> **EXERCISE DIRECTIONS**
Which lines of the data contain the string "price"? Copy every one of them.
--- DATA ---
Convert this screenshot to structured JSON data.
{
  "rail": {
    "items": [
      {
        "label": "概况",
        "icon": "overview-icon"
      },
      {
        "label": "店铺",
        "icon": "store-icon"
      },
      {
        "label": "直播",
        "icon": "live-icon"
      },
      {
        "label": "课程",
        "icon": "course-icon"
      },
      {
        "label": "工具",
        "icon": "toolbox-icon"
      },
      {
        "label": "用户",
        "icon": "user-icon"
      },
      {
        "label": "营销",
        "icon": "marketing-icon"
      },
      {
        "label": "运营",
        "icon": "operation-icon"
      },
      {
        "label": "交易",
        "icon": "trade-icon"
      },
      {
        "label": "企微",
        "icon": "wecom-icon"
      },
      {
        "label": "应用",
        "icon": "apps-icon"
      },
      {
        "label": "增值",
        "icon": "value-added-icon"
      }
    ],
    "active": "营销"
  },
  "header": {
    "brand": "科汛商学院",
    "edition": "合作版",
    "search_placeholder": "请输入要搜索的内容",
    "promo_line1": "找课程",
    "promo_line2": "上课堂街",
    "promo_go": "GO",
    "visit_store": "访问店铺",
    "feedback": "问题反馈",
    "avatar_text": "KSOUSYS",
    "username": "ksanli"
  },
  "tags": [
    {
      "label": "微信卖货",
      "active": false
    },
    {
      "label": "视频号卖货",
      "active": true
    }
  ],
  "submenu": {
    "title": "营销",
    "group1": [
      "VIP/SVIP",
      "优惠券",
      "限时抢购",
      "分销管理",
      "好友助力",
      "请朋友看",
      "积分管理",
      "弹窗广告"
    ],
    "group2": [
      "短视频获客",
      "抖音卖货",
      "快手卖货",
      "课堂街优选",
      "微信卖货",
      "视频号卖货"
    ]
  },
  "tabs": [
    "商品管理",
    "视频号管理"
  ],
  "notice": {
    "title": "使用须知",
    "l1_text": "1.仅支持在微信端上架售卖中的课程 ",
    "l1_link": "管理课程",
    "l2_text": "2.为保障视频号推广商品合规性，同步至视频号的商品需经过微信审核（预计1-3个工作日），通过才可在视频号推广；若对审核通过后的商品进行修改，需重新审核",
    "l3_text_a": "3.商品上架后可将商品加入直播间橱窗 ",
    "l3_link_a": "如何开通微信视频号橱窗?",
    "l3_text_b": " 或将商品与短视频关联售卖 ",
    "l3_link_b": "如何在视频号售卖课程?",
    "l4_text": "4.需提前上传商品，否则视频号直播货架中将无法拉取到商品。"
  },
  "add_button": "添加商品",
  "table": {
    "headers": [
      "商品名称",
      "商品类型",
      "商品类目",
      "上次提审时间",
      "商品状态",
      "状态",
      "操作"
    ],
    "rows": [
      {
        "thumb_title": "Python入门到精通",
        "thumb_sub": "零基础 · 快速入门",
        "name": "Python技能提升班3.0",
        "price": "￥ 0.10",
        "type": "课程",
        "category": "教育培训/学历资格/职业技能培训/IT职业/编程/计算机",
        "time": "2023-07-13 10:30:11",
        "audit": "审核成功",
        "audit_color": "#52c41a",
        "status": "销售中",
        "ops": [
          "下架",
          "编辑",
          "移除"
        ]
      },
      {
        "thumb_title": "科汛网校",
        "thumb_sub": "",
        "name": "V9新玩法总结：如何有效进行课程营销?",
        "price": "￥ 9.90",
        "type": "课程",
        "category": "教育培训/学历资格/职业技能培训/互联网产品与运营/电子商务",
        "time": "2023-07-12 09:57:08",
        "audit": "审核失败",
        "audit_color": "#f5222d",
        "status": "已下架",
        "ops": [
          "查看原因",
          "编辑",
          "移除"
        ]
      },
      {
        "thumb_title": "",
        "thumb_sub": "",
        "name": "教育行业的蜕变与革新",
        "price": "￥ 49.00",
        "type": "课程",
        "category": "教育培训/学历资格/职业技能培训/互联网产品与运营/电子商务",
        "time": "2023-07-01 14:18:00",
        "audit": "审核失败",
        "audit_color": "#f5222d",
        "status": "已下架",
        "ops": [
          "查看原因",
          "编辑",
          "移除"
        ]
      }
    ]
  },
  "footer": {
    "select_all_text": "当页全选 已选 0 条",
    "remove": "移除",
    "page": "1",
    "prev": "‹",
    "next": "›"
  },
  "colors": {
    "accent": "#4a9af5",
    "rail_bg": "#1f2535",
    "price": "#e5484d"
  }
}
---
> **TASK SOLUTION**
        "price": "￥ 0.10",
        "price": "￥ 9.90",
        "price": "￥ 49.00",
    "price": "#e5484d"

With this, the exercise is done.